First singing house wren of the year at Mt. Young
I returned a day later to try for some audio recordings, and was surprised to find another species: a Townsend's solitaire! I only see one of these on the island every few years, and this time it wasn't a single one, but at least five of them.

Regardless of what's going on in our crazy human world, there's some comfort to be found in the fact that the cycle of life is continuing on in the natural world. I am very thankful all this is happening in the spring, as I can't imagine going through this without the ability to spend a lot of time outside in the sunshine! 

I will cut this post off here so it's focus remains on the birds, but there's another species that's an icon of spring on San Juan Island, and they deserve their own post!


RG said...

No white crowned sparrow? One day about a week and a half ago here in Bow they "just showed up!"

Your finds are spectacular.

Monika said...

Thanks! We've had white-crowned as well for the last couple weeks, they just didn't make the "cut" onto the blog! :)

Kate said...

These are great pictures...I am glad you are able to find the birds and I hope you can get to see the orcas again soon.

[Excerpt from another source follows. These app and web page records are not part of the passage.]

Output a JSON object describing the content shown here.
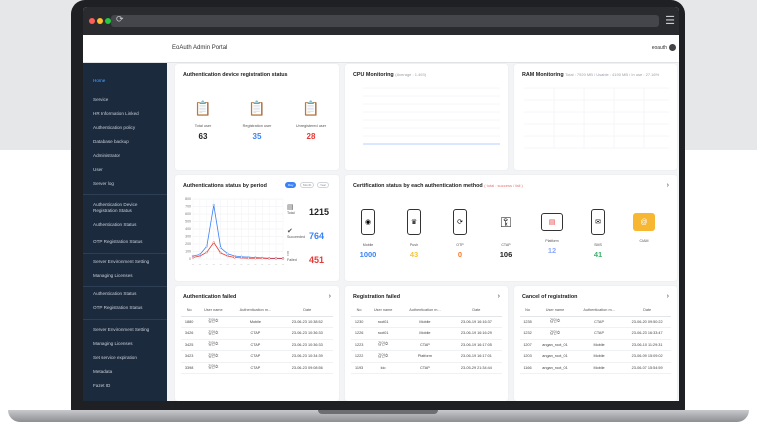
{
  "header": {
    "title": "EoAuth Admin Portal",
    "user": "eoauth"
  },
  "sidebar": {
    "items": [
      "Home",
      "Service",
      "HR Information Linked",
      "Authentication policy",
      "Database backup",
      "Administrator",
      "User",
      "Server log",
      "Authentication Device Registration Status",
      "Authentication Status",
      "OTP Registration Status",
      "Server Environment Setting",
      "Managing Licenses",
      "Authentication Status",
      "OTP Registration Status",
      "Server Environment Setting",
      "Managing Licenses",
      "Set service expiration",
      "Metadata",
      "Fazet ID"
    ]
  },
  "device_reg": {
    "title": "Authentication device registration status",
    "items": [
      {
        "label": "Total user",
        "value": "63",
        "color": "#222222"
      },
      {
        "label": "Registration user",
        "value": "35",
        "color": "#3b82f6"
      },
      {
        "label": "Unregistered user",
        "value": "28",
        "color": "#e53935"
      }
    ]
  },
  "cpu": {
    "title": "CPU Monitoring",
    "sub": "(Average : 1.493)"
  },
  "ram": {
    "title": "RAM Monitoring",
    "sub": "Total : 7920 MB / Usable : 4190 MB / In use : 27.16%"
  },
  "period": {
    "title": "Authentications status by period",
    "tabs": [
      "Day",
      "Month",
      "Year"
    ],
    "stats": [
      {
        "label": "Total",
        "value": "1215",
        "color": "#222222"
      },
      {
        "label": "Succeeded",
        "value": "764",
        "color": "#3b82f6"
      },
      {
        "label": "Failed",
        "value": "451",
        "color": "#e53935"
      }
    ]
  },
  "chart_data": {
    "type": "line",
    "x": [
      "1",
      "2",
      "3",
      "4",
      "5",
      "6",
      "7",
      "8",
      "9",
      "10",
      "11",
      "12",
      "13",
      "14"
    ],
    "series": [
      {
        "values": [
          40,
          60,
          170,
          720,
          150,
          70,
          40,
          30,
          25,
          20,
          15,
          10,
          10,
          10
        ],
        "color": "#3b82f6"
      },
      {
        "values": [
          20,
          40,
          90,
          220,
          80,
          40,
          20,
          15,
          10,
          10,
          10,
          5,
          5,
          5
        ],
        "color": "#e53935"
      }
    ],
    "ylim": [
      0,
      800
    ],
    "yticks": [
      "800",
      "700",
      "600",
      "500",
      "400",
      "300",
      "200",
      "100",
      "0"
    ],
    "grid": true
  },
  "method": {
    "title": "Certification status by each authentication method",
    "sub": "( total : success / fail )",
    "items": [
      {
        "label": "Mobile",
        "value": "1000",
        "color": "#3b82f6",
        "icon": "fingerprint-icon"
      },
      {
        "label": "Push",
        "value": "43",
        "color": "#f5c542",
        "icon": "push-icon"
      },
      {
        "label": "OTP",
        "value": "0",
        "color": "#ff7a29",
        "icon": "otp-icon"
      },
      {
        "label": "CTAP",
        "value": "106",
        "color": "#222222",
        "icon": "key-icon"
      },
      {
        "label": "Platform",
        "value": "12",
        "color": "#8fa8ff",
        "icon": "platform-icon"
      },
      {
        "label": "SMS",
        "value": "41",
        "color": "#3bb36b",
        "icon": "sms-icon"
      },
      {
        "label": "CIAM",
        "value": "",
        "color": "#222222",
        "icon": "email-icon"
      }
    ]
  },
  "auth_failed": {
    "title": "Authentication failed",
    "columns": [
      "No",
      "User name",
      "Authentication m...",
      "Date"
    ],
    "rows": [
      [
        "1880",
        "김민호",
        "Mobile",
        "23-06-23 10:38:52"
      ],
      [
        "3426",
        "김민호",
        "CTAP",
        "23-06-23 10:36:33"
      ],
      [
        "3425",
        "김민호",
        "CTAP",
        "23-06-23 10:36:33"
      ],
      [
        "3423",
        "김민호",
        "CTAP",
        "23-06-23 10:34:39"
      ],
      [
        "3398",
        "김민호",
        "CTAP",
        "23-06-23 09:08:56"
      ]
    ]
  },
  "reg_failed": {
    "title": "Registration failed",
    "columns": [
      "No",
      "User name",
      "Authentication m...",
      "Date"
    ],
    "rows": [
      [
        "1230",
        "root01",
        "Mobile",
        "23-06-19 16:16:37"
      ],
      [
        "1226",
        "root01",
        "Mobile",
        "23-06-19 16:16:29"
      ],
      [
        "1223",
        "김민호",
        "CTAP",
        "23-06-19 16:17:05"
      ],
      [
        "1222",
        "김민호",
        "Platform",
        "23-06-19 16:17:01"
      ],
      [
        "1193",
        "kio",
        "CTAP",
        "23-05-29 21:34:44"
      ]
    ]
  },
  "cancel_reg": {
    "title": "Cancel of registration",
    "columns": [
      "No",
      "User name",
      "Authentication m...",
      "Date"
    ],
    "rows": [
      [
        "1235",
        "김민호",
        "CTAP",
        "23-06-20 09:50:22"
      ],
      [
        "1232",
        "김민호",
        "CTAP",
        "23-06-23 16:33:47"
      ],
      [
        "1207",
        "angan_root_01",
        "Mobile",
        "23-06-10 11:29:31"
      ],
      [
        "1203",
        "angan_root_01",
        "Mobile",
        "23-06-09 15:09:02"
      ],
      [
        "1166",
        "angan_root_01",
        "Mobile",
        "23-06-07 15:54:59"
      ]
    ]
  }
}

Did you see the news an all white orca was spotted? Is it true?

I pray that you are safe and healthy.